WHAT YOU HAVE TO DO: Return the listing below character for character.

Content starts

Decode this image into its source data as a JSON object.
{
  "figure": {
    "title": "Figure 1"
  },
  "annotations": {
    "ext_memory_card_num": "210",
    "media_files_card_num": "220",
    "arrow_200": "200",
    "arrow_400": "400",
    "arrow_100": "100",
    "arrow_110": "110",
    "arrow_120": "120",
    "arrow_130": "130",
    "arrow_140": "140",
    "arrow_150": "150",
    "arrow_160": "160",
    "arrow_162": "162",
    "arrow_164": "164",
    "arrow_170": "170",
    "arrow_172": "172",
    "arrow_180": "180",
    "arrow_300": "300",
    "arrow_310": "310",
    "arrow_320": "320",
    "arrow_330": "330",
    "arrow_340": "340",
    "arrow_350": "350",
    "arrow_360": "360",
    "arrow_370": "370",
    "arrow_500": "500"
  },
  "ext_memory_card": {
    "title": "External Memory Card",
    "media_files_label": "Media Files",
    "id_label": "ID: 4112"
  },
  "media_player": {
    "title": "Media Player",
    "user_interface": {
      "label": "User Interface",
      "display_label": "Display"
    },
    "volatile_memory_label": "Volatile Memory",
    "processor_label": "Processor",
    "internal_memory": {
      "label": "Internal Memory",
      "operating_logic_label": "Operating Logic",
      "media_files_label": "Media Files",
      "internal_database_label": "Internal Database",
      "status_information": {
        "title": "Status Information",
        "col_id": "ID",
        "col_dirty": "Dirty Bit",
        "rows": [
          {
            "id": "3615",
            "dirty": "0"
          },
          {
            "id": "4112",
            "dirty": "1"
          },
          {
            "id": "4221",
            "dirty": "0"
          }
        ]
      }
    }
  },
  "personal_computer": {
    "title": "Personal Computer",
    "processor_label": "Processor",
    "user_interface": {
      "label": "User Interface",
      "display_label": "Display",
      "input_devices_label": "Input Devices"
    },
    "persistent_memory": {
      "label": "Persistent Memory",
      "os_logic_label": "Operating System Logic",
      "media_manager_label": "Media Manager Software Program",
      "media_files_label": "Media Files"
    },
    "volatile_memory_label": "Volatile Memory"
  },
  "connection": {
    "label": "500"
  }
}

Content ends

EXERCISE RESPONSE:
Decode this image into its source data as a JSON object.
{
  "figure": {
    "title": "Figure 1"
  },
  "annotations": {
    "ext_memory_card_num": "210",
    "media_files_card_num": "220",
    "arrow_200": "200",
    "arrow_400": "400",
    "arrow_100": "100",
    "arrow_110": "110",
    "arrow_120": "120",
    "arrow_130": "130",
    "arrow_140": "140",
    "arrow_150": "150",
    "arrow_160": "160",
    "arrow_162": "162",
    "arrow_164": "164",
    "arrow_170": "170",
    "arrow_172": "172",
    "arrow_180": "180",
    "arrow_300": "300",
    "arrow_310": "310",
    "arrow_320": "320",
    "arrow_330": "330",
    "arrow_340": "340",
    "arrow_350": "350",
    "arrow_360": "360",
    "arrow_370": "370",
    "arrow_500": "500"
  },
  "ext_memory_card": {
    "title": "External Memory Card",
    "media_files_label": "Media Files",
    "id_label": "ID: 4112"
  },
  "media_player": {
    "title": "Media Player",
    "user_interface": {
      "label": "User Interface",
      "display_label": "Display"
    },
    "volatile_memory_label": "Volatile Memory",
    "processor_label": "Processor",
    "internal_memory": {
      "label": "Internal Memory",
      "operating_logic_label": "Operating Logic",
      "media_files_label": "Media Files",
      "internal_database_label": "Internal Database",
      "status_information": {
        "title": "Status Information",
        "col_id": "ID",
        "col_dirty": "Dirty Bit",
        "rows": [
          {
            "id": "3615",
            "dirty": "0"
          },
          {
            "id": "4112",
            "dirty": "1"
          },
          {
            "id": "4221",
            "dirty": "0"
          }
        ]
      }
    }
  },
  "personal_computer": {
    "title": "Personal Computer",
    "processor_label": "Processor",
    "user_interface": {
      "label": "User Interface",
      "display_label": "Display",
      "input_devices_label": "Input Devices"
    },
    "persistent_memory": {
      "label": "Persistent Memory",
      "os_logic_label": "Operating System Logic",
      "media_manager_label": "Media Manager Software Program",
      "media_files_label": "Media Files"
    },
    "volatile_memory_label": "Volatile Memory"
  },
  "connection": {
    "label": "500"
  }
}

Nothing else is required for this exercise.